Every year we grow jalapeños in our garden just to use them for this recipe! My husband is addicted to all spicy things, so he eats these like potato chips! A while back Applebee’s used to have a spicy burger that had candied jalapeños, which is where my husband first tried them, and once he tried that burger, he was hooked and we’ve been making candied jalapeños ever since.
What are candied jalapeños? They are jalapeños that you slice and pickle like you would beets or other things – lots of sugar and some vinegar with spices. Some people even call these beauties Cowboy Candy. They’re sweet with lots of heat!
My husband likes to eat these candied jalapeños on burgers, nachos, or over some cream cheese on a cracker! Really, you can put them on anything, if spicy is your thing. You are going to love them!
- 1 1/2 lbs fresh jalapeños, washed, stems removed, and sliced (instructions below)
- 1 cup apple cider vinegar (white vinegar works fine too)
- 3 cups granulated sugar
- 1/4 tsp turmeric
- 1/4 tsp celery seed
- 1 1/2 tsp garlic powder
- 1/2 tsp ground cayenne pepper
- *Be sure to wear gloves or wash your hands thoroughly after preparing the jalapeños; do NOT touch your face or eyes. Remove and discard jalapeño stems, scoop out and throw away any seeds, depending on your heat tolerance, then slice each pepper into uniform ⅛ to ¼ inch rounds. Set aside.

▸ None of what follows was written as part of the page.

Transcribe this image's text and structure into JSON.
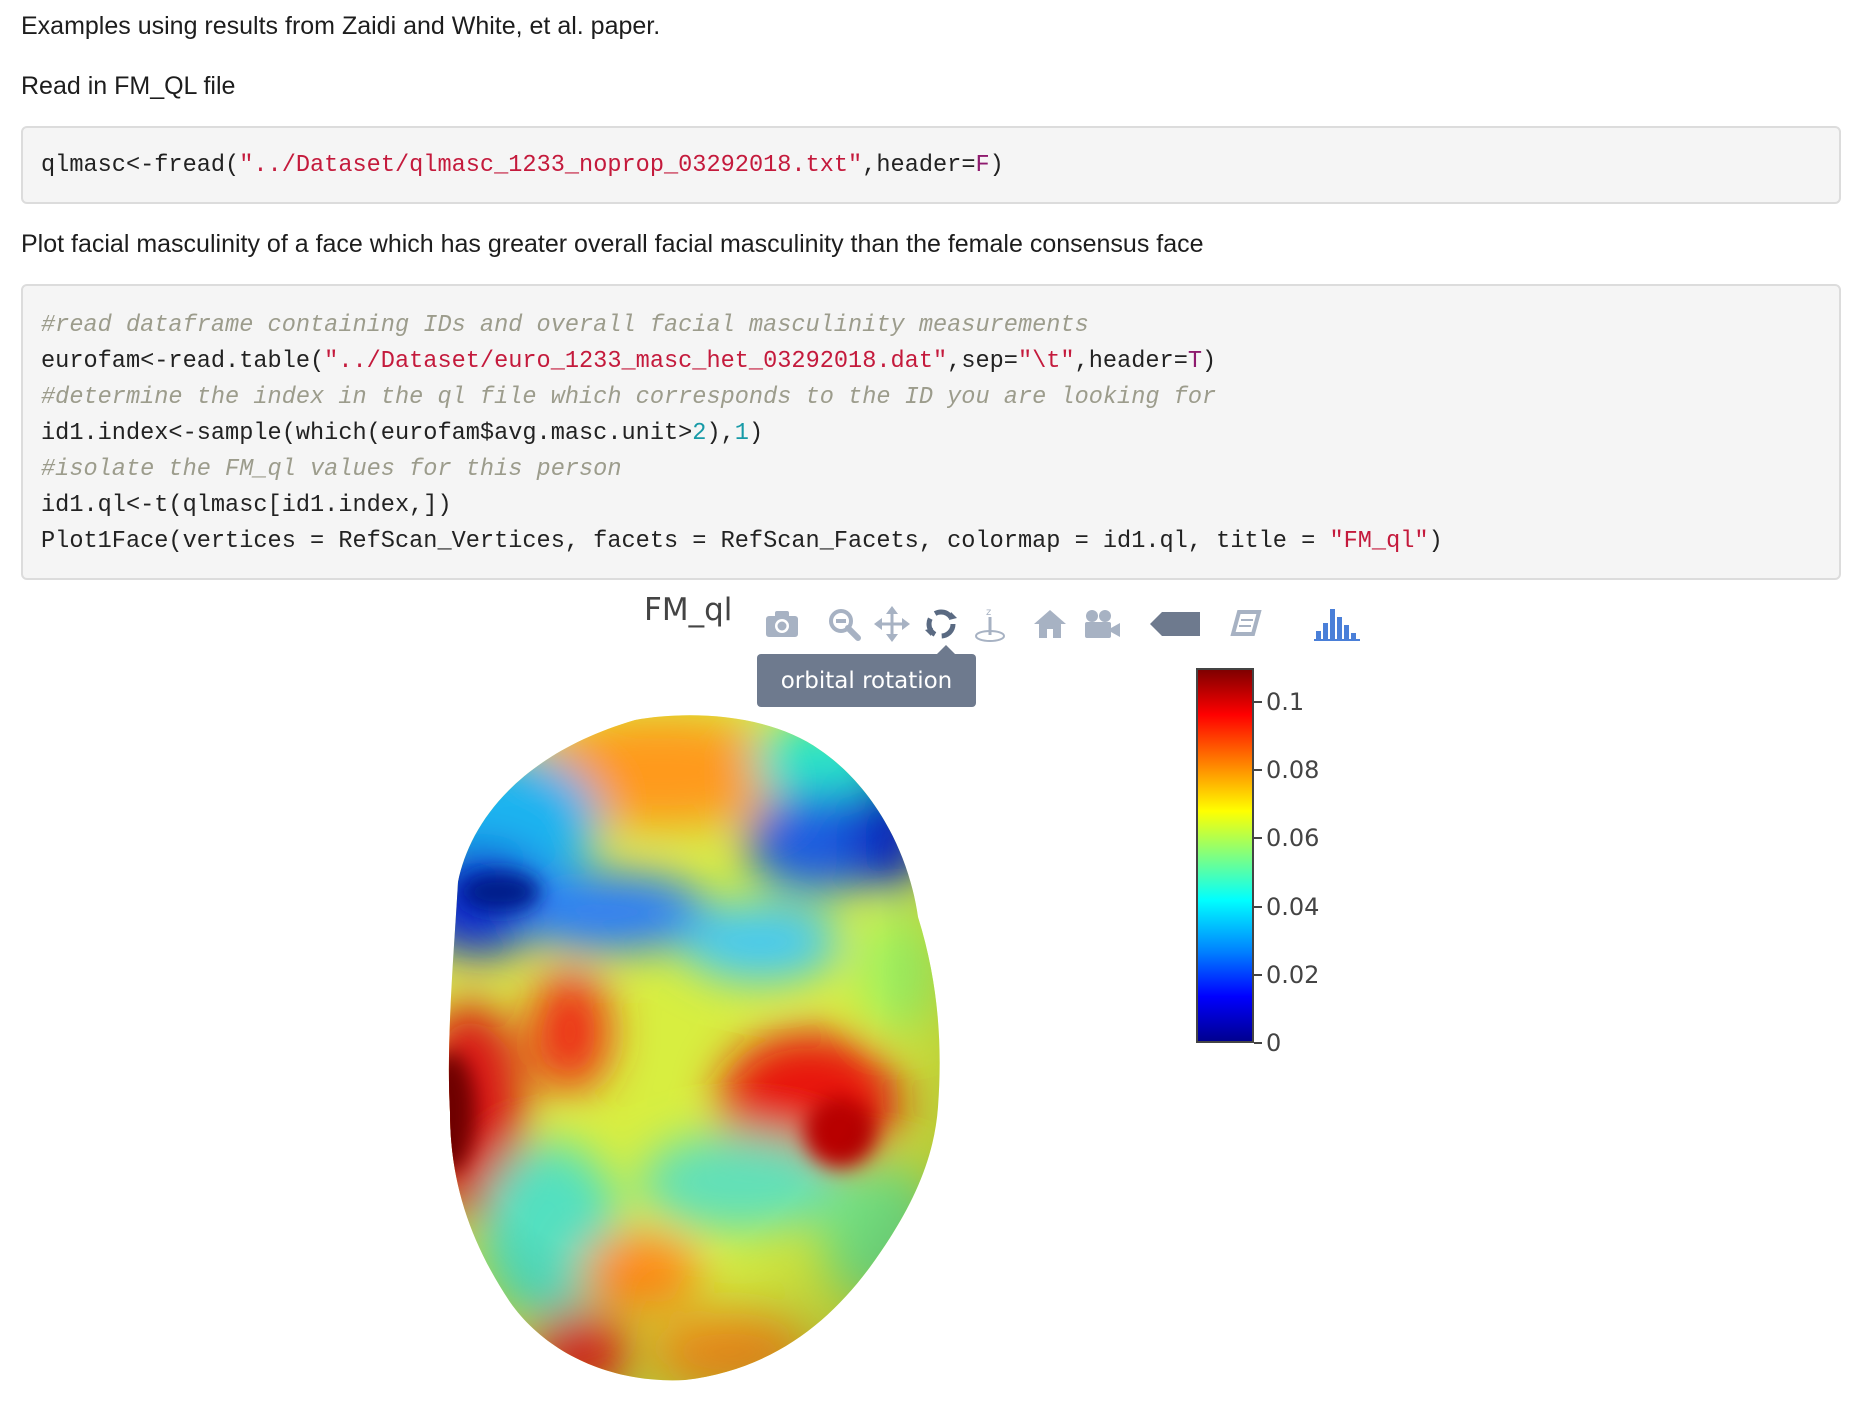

- In a large pot, bring cider vinegar, sugar, turmeric, celery seed, garlic powder, and cayenne to a boil. Reduce heat and simmer for 5 minutes. Add the pepper slices and simmer for 4 minutes. Use a slotted spoon to transfer the peppers into clean, sterile canning jars, packing the jalapeños semi-firmly within ¼-inch of the upper rim of the jar. Turn heat up under the pot with the syrup and bring to a full rolling boil. Boil hard for 6 minutes.
- Use a ladle to pour the boiling syrup into the jars over the jalapeño slices. Insert a plastic knife to the bottom of the jar two or three times to release any trapped pockets of air. Adjust the level of syrup if necessary. (*If you have leftover syrup, it’s a great marinade for meat! Don’t throw it out!) Wipe the rims of the jars with a clean, damp paper towel and fix on new, two-piece lids to finger tightness.
- If you do NOT want to can these to the point of shelf stable, simply cool jars at room temperature for an hour and then store them in your refrigerator.
- To can, place jars in a canner and cover with water by 2-inches. Bring the water to a full rolling boil. When it reaches a full rolling boil, set the timer for 10 minutes for half-pints or 15 minutes for pints. When the timer goes off, use canning tongs to transfer the jars to a cooling rack or kitchen towel. Leave them to cool, undisturbed, for 24 hours. When fully cooled, wipe them with a clean damp washcloth, double check that they’ve sealed properly, then label.